“Would we have some type of provision if a person had signed a contract, let’s say if they need their siding redone? They don’t take a fly-by-night to come in there. They would hire a decent company that might say they’re out three months before they can get to that house. Would there be lenience on that, or what comes of that?” Cahill asked. “I just want to make sure we’re not creating a nightmare for homeowners we represent by ticketing them hundreds of dollars because the contractor can’t make it because of an overflow of business going on right now.”

Schwer said the officer would need a signed contract that includes a start date within a reasonable amount of time that could possibly delay the court proceedings. Restovich agreed there is some discretion, and there will be greater leniency for anybody who shows a willingness and desire to abate the situation as quickly as possible. 

“I would encourage the council not to try to legislate which activities get what time frames,” council member Rob Compton (District 1) said. “I’d leave that flexibility up to the code enforcement officer just because that relationship between the code enforcement officer and the resident is pretty crucial in getting things taken care of. That would get more done than fines.”  

Those details led to unanimous passage of a bill on new code enforcement policies and a resolution regarding specific duty changes for Ellisville’s code enforcement officers.

Per an inquiry from council member Vince McGrath (District 1), if the homeowner cannot be found at the initial contact, a notice will be sent by registered mail.

“I do like that this creates some ability for a little common sense leniency for a first-time offender,” Mayor Mike Roemerman said.  “Obviously, if we have repeat offenders, we’re not going to be as flexible.  That’s one of our goals and I think this allows for that. I also like giving our code enforcement officers some additional responsibilities to get these things moving and potentially abated quicker.
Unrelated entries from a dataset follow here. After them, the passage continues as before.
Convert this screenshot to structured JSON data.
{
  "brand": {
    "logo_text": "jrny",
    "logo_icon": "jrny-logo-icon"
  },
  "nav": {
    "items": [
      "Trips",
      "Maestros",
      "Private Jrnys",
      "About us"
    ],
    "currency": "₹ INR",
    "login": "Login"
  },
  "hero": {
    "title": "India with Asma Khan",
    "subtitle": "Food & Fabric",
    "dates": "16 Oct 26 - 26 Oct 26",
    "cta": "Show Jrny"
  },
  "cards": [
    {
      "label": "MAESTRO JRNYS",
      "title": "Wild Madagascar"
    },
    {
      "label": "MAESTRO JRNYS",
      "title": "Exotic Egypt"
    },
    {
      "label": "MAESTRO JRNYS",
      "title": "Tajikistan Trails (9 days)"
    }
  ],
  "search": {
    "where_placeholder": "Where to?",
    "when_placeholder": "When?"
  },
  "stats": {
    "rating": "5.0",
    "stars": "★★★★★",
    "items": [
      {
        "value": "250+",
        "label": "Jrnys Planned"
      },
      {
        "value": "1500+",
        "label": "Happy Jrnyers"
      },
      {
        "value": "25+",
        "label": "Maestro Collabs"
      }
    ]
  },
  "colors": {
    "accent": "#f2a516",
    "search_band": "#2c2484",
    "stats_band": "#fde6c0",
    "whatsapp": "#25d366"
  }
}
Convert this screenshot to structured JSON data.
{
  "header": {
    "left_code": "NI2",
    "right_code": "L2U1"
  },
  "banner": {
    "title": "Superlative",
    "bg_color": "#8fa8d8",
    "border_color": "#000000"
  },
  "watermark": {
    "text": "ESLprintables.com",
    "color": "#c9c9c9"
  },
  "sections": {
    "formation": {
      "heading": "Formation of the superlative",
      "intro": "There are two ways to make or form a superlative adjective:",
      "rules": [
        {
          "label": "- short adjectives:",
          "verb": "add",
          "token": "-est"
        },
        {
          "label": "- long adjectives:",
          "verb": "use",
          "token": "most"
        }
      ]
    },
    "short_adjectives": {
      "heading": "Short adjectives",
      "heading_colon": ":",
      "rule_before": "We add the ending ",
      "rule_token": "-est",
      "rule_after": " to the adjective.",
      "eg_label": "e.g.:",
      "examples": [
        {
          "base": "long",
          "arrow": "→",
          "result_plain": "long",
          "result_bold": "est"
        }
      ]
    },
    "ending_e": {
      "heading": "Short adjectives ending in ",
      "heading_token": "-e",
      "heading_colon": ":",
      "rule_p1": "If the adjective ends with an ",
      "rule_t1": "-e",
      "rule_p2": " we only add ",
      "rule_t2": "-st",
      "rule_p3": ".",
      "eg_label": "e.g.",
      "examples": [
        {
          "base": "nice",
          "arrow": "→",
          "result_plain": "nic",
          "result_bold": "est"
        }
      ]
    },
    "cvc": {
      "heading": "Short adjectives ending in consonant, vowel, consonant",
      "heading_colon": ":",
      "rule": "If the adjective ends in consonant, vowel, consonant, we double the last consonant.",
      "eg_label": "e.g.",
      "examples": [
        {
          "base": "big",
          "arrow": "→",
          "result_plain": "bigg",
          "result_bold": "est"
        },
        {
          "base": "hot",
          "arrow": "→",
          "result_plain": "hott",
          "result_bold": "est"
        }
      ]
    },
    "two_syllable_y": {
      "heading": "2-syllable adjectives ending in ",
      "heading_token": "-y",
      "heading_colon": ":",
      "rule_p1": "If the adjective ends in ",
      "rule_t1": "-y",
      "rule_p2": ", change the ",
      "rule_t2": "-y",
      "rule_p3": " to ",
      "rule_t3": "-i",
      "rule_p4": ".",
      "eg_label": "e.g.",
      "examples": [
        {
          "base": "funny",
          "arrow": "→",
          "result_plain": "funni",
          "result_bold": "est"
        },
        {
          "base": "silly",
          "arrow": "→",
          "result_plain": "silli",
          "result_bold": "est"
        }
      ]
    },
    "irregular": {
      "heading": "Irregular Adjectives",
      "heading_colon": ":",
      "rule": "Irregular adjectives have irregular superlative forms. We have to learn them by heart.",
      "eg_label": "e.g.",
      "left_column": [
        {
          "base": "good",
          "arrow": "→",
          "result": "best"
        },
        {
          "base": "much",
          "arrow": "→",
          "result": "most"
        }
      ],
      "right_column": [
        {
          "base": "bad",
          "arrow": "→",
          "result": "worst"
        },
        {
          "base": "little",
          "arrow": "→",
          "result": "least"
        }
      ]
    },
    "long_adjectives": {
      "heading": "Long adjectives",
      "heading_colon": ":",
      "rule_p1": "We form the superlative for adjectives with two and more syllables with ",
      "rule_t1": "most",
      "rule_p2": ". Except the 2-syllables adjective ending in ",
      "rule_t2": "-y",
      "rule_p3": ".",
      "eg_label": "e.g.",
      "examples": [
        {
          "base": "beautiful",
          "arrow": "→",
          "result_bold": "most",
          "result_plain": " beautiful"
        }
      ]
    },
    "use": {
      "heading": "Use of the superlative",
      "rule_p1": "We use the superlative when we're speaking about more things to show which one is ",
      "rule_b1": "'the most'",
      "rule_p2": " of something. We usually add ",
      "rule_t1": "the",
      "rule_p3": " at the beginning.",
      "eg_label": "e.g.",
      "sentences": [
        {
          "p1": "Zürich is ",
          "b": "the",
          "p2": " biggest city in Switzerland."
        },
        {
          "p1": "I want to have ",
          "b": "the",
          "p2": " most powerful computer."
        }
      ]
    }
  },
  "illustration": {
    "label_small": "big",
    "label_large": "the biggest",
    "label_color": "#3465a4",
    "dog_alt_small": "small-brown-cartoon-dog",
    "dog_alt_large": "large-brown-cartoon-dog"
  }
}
I think the ticketing system alone is going to let people know that it’s serious, and maybe they won’t drag their feet as much.”